At the time of the 2015 hospital strike, Afghan forces were battling Taliban fighters who had overrun and briefly held the provincial capital — the group’s first capture of a major urban center since the insurgents were ousted from power in 2001.
This year, the insurgents — seeking to seize a major population center — have repeatedly threatened the capitals of Kunduz and Helmand provinces since their summer campaign began in April. U.S. and Afghan officials have pledged that they will prevent any major urban center from falling to the insurgents.
About 4 a.m. Monday, Taliban fighters had occupied homes in Kunduz city and were using residents as human shields, Brig. Gen. Dawlat Waziri, a spokesman for the Defense Ministry, said in a statement earlier Monday.
“Defense and security forces, with the support of air forces, have responded to their attacks, and right now the situation is totally under their control,” he said. To avoid civilian casualties, they are carefully clearing the city, he said.
The Taliban claimed online that they had attacked from four directions, overrunning eight checkpoints and killing many soldiers. A number of weapons were also captured, said Taliban spokesman Zabihullah Mujahid.
“Efforts underway to quickly establish normalcy in Kunduz so people restart work,” Mujahid said on Twitter later in the day, after he posted a video of someone raising the Taliban’s flag on the roof of a white-and-red building in the center of the roundabout.

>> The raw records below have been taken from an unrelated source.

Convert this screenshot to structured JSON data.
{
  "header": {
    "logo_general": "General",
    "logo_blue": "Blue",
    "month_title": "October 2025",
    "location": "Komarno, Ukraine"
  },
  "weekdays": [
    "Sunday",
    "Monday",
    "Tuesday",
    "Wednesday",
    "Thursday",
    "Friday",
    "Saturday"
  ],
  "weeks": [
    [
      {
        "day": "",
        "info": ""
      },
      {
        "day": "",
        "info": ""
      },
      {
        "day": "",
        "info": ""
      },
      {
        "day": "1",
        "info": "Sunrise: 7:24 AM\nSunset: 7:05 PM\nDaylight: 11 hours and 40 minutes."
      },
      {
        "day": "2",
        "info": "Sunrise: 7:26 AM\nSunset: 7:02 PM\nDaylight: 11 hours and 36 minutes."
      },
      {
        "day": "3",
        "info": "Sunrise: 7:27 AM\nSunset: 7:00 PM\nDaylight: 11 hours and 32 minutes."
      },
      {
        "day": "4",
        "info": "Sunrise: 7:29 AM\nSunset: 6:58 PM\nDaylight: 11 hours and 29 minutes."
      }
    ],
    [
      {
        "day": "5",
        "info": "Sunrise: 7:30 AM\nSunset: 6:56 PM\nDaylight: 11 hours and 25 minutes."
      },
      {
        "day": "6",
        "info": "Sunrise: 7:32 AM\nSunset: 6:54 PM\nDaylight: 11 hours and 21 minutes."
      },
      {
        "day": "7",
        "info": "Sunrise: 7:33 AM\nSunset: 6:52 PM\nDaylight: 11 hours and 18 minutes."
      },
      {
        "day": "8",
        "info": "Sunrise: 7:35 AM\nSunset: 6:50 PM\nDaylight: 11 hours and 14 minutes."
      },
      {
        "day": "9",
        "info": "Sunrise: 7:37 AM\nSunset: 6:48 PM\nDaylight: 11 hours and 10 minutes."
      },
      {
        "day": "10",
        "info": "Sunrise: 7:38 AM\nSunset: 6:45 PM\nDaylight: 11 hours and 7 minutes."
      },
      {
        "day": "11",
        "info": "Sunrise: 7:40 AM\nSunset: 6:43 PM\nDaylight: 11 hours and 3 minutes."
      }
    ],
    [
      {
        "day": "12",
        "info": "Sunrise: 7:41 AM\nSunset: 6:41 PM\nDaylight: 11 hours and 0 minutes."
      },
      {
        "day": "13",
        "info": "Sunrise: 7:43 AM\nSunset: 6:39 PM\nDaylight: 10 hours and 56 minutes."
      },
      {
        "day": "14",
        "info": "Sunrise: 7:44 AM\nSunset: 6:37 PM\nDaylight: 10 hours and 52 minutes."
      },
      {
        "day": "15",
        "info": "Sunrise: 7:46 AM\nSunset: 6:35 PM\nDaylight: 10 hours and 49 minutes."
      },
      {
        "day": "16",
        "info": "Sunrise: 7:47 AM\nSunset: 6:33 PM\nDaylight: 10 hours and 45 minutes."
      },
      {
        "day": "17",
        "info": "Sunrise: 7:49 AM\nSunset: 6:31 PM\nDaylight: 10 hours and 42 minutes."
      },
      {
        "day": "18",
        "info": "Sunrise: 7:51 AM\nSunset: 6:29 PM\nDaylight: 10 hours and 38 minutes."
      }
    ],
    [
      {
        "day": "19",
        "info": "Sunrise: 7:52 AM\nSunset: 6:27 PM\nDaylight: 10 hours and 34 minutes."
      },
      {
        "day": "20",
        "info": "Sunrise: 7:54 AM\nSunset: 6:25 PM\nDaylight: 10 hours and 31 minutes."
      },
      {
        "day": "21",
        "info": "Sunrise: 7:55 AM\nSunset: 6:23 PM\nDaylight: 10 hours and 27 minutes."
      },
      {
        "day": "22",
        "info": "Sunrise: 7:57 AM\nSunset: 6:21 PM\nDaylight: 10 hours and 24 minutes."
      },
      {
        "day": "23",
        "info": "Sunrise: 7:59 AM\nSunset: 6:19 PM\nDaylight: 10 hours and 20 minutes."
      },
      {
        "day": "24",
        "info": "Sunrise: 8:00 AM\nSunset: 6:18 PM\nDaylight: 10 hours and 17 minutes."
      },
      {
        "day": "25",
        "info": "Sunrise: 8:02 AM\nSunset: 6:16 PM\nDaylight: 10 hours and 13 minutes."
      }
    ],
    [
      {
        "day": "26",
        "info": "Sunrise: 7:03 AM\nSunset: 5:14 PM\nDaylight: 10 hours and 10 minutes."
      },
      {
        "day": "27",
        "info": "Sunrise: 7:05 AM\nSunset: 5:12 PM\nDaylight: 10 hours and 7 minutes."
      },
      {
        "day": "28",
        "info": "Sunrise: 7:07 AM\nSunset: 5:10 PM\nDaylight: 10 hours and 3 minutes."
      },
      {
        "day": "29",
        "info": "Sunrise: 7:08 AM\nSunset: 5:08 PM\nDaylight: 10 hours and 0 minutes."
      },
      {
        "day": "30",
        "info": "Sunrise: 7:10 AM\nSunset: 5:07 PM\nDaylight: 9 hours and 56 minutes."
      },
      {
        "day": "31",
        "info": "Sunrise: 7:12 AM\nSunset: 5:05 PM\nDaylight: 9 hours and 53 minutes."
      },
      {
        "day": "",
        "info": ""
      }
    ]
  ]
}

“Mujahedeen are treating people with kindness,” he added, using the Arabic word for a Muslim holy warrior.
In the south, a suicide attacker detonated a car bomb in the early morning outside the district governor’s office in the Nawa district of Helmand province, roughly 20 miles from the provincial capital of Lashkar Gah, the insurgents claimed. Gunmen then stormed the building and by 8 a.m. had taken the district governor’s office, police headquarters and all of the district’s checkpoints, seizing many weapons and a large amount of ammunition, the Taliban said.

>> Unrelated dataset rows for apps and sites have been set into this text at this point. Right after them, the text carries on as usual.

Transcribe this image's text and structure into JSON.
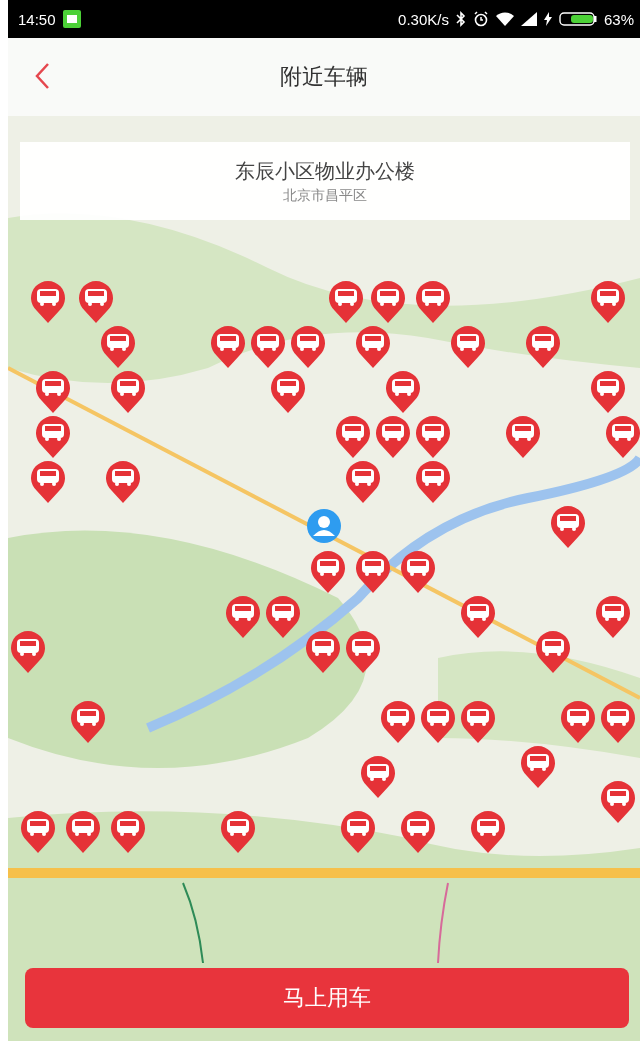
{
  "status_bar": {
    "time": "14:50",
    "network_speed": "0.30K/s",
    "battery": "63%"
  },
  "header": {
    "title": "附近车辆"
  },
  "location_card": {
    "name": "东辰小区物业办公楼",
    "district": "北京市昌平区"
  },
  "action_button": {
    "label": "马上用车"
  }
}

Abdul Wadoud Popal, a parliament member representing Helmand province, said his brother, Ahmad Shah Salim, the district police chief, was killed in the attack along with his nephew and 14 other Afghan security personnel.
“Right now, the government security personnel are spread out in the district and they are fighting the Taliban,” Popal said.

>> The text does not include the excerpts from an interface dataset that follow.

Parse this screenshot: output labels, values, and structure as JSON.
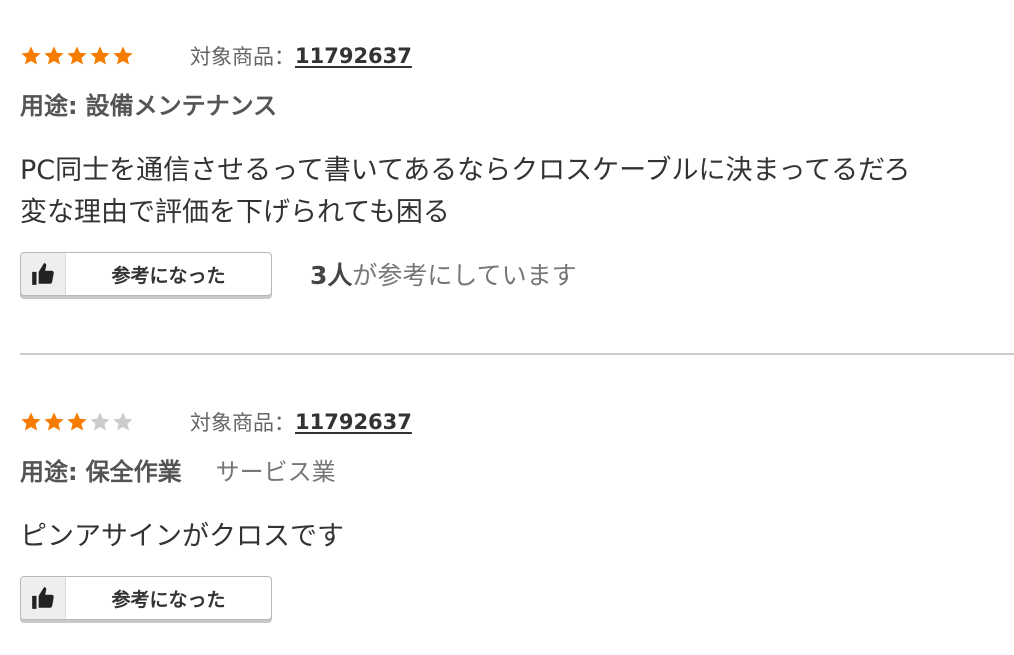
{
  "colors": {
    "star_filled": "#f57c00",
    "star_empty": "#cccccc",
    "divider": "#cccccc"
  },
  "reviews": [
    {
      "rating": 5,
      "max_rating": 5,
      "product_label": "対象商品：",
      "product_id": "11792637",
      "usage_prefix": "用途:",
      "usage_value": "設備メンテナンス",
      "industry": "",
      "comment_lines": [
        "PC同士を通信させるって書いてあるならクロスケーブルに決まってるだろ",
        "変な理由で評価を下げられても困る"
      ],
      "helpful_button_label": "参考になった",
      "helpful_count_num": "3人",
      "helpful_count_text": "が参考にしています",
      "thumb_icon": "thumbs-up-icon"
    },
    {
      "rating": 3,
      "max_rating": 5,
      "product_label": "対象商品：",
      "product_id": "11792637",
      "usage_prefix": "用途:",
      "usage_value": "保全作業",
      "industry": "サービス業",
      "comment_lines": [
        "ピンアサインがクロスです"
      ],
      "helpful_button_label": "参考になった",
      "helpful_count_num": "",
      "helpful_count_text": "",
      "thumb_icon": "thumbs-up-icon"
    }
  ]
}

“My brother and I had informed the authorities four days ago in [the provincial capital] Lashkar Gah and Kabul that the road is blocked by the enemy and there is a danger of the fall of the district,” Popal said. “The security forces could not get any help in the last four days — no food, no water and no reinforcements.”
The attacks came as Afghan officials prepare for a major donor conference on Tuesday and Wednesday in Brussels, where they will set out their vision for reform in hopes of securing continued financial and political backing from the international community. Donors are expected to pledge $3 billion through 2020, on top of the roughly $5 billion a year it receives, mostly from the United States, to cover defense costs.
The Taliban have successfully overrun several checkpoints this summer, seizing caches of weapons, ammunition and other equipment in Helmand, Kunduz and several other provinces.
U.S. officials have blamed poor Afghan leadership for the fall of such outposts, claiming that the frontline soldiers often don’t receive proper equipment, supplies and information from their superiors. Late Monday, U.S. Navy Cmdr. Kevin West, a spokesman for the NATO-led Resolute Support mission, said Afghan security forces in Helmand had the situation in Nawa under control, but U.S. combat enablers were in the area and standing by in case they were needed.
U.S. forces had conducted 13 airstrikes in the province since Sept. 29, West said, in the districts of Nawa, Garmsir, Nad Ali and Marja.
Stars and Stripes reporter Tara Copp contributed to this report.